═════ Source records

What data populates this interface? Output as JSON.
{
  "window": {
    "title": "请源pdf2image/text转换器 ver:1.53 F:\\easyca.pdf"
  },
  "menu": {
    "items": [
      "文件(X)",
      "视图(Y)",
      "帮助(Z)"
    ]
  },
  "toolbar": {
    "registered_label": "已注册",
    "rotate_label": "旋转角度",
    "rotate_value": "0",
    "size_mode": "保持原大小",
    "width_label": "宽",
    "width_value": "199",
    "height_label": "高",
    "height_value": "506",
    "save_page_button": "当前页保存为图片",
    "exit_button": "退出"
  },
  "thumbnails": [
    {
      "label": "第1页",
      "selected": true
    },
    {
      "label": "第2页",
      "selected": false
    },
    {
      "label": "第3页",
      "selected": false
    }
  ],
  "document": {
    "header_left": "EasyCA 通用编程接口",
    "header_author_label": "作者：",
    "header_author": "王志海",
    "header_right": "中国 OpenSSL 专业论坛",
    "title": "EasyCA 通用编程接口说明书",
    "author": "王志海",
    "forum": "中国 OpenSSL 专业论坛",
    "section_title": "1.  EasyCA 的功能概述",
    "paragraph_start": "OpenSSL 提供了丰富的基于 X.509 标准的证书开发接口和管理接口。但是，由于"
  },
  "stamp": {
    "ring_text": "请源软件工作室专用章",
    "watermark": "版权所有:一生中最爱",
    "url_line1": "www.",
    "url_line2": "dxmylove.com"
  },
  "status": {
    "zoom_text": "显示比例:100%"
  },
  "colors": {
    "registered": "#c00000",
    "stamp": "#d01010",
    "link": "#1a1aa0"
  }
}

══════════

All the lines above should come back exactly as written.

What data populates this interface? Output as JSON.
{
  "window": {
    "title": "请源pdf2image/text转换器 ver:1.53 F:\\easyca.pdf"
  },
  "menu": {
    "items": [
      "文件(X)",
      "视图(Y)",
      "帮助(Z)"
    ]
  },
  "toolbar": {
    "registered_label": "已注册",
    "rotate_label": "旋转角度",
    "rotate_value": "0",
    "size_mode": "保持原大小",
    "width_label": "宽",
    "width_value": "199",
    "height_label": "高",
    "height_value": "506",
    "save_page_button": "当前页保存为图片",
    "exit_button": "退出"
  },
  "thumbnails": [
    {
      "label": "第1页",
      "selected": true
    },
    {
      "label": "第2页",
      "selected": false
    },
    {
      "label": "第3页",
      "selected": false
    }
  ],
  "document": {
    "header_left": "EasyCA 通用编程接口",
    "header_author_label": "作者：",
    "header_author": "王志海",
    "header_right": "中国 OpenSSL 专业论坛",
    "title": "EasyCA 通用编程接口说明书",
    "author": "王志海",
    "forum": "中国 OpenSSL 专业论坛",
    "section_title": "1.  EasyCA 的功能概述",
    "paragraph_start": "OpenSSL 提供了丰富的基于 X.509 标准的证书开发接口和管理接口。但是，由于"
  },
  "stamp": {
    "ring_text": "请源软件工作室专用章",
    "watermark": "版权所有:一生中最爱",
    "url_line1": "www.",
    "url_line2": "dxmylove.com"
  },
  "status": {
    "zoom_text": "显示比例:100%"
  },
  "colors": {
    "registered": "#c00000",
    "stamp": "#d01010",
    "link": "#1a1aa0"
  }
}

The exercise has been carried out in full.